[Data records for software interfaces]
*** Begin section ***

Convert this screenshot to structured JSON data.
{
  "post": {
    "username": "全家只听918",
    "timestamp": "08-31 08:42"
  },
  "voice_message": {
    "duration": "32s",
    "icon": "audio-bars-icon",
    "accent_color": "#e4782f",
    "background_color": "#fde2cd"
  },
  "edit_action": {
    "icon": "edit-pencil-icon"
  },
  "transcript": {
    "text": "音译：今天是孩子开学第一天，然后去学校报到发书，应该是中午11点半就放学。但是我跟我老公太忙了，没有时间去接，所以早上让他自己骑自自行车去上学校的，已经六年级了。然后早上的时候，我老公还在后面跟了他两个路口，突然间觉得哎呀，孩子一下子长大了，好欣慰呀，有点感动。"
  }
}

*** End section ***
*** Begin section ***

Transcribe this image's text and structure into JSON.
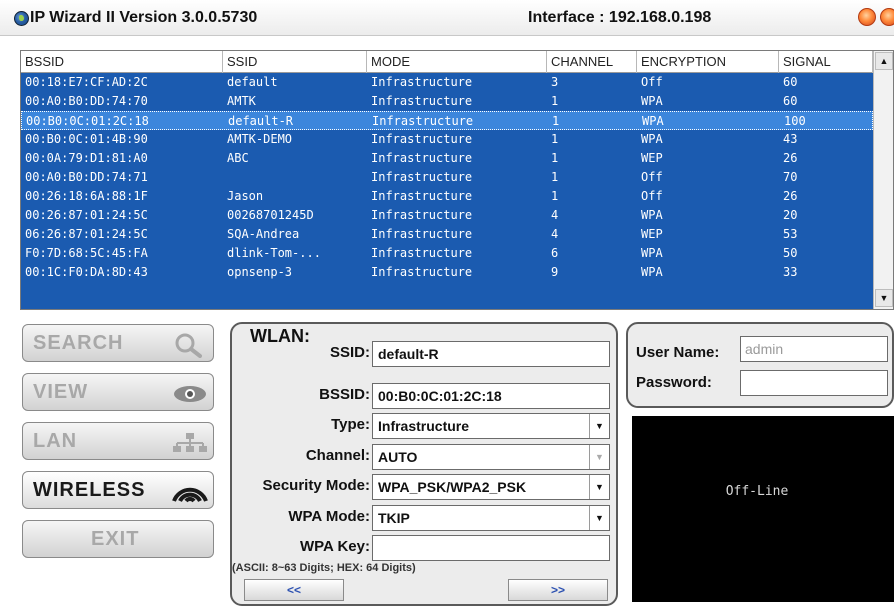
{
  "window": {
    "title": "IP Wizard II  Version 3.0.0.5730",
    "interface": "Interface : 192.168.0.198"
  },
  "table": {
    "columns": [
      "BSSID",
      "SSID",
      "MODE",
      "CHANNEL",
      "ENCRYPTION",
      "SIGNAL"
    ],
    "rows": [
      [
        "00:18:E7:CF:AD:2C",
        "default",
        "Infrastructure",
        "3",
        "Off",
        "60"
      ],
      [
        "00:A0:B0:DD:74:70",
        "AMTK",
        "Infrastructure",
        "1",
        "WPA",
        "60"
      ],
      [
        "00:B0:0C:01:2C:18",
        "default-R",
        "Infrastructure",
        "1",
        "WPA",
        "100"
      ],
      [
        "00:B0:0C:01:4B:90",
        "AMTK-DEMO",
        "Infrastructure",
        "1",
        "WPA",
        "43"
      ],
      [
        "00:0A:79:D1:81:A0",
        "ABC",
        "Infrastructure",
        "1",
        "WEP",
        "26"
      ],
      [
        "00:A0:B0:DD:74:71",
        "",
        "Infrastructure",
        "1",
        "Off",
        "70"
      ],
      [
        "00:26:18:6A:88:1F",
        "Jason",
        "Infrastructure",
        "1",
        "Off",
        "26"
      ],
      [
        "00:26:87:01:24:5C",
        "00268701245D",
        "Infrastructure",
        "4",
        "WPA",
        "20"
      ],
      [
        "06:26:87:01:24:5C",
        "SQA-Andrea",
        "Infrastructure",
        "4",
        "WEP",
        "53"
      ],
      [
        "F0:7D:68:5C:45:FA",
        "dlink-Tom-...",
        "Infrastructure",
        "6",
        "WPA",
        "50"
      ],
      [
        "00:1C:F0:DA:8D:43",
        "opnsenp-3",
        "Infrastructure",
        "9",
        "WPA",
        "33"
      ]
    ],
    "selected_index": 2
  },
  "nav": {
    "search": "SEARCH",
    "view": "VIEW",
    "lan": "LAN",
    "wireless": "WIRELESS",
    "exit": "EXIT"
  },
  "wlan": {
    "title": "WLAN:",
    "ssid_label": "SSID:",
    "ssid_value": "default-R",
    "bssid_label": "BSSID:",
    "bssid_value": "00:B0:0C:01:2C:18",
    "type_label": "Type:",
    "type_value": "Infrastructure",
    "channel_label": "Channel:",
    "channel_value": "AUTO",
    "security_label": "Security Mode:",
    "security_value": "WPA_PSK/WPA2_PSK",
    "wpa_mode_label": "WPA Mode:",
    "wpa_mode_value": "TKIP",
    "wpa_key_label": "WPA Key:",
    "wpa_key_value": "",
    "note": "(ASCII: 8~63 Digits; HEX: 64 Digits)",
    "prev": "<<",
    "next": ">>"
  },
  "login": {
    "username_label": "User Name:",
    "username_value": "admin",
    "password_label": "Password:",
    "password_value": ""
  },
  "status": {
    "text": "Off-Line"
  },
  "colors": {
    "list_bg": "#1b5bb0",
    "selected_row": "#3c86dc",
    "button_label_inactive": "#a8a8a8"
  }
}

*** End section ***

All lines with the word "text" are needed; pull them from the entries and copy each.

_RESPONSE_.
    "text": "音译：今天是孩子开学第一天，然后去学校报到发书，应该是中午11点半就放学。但是我跟我老公太忙了，没有时间去接，所以早上让他自己骑自自行车去上学校的，已经六年级了。然后早上的时候，我老公还在后面跟了他两个路口，突然间觉得哎呀，孩子一下子长大了，好欣慰呀，有点感动。"
Transcribe this image's text and structure into JSON.
    "text": "Off-Line"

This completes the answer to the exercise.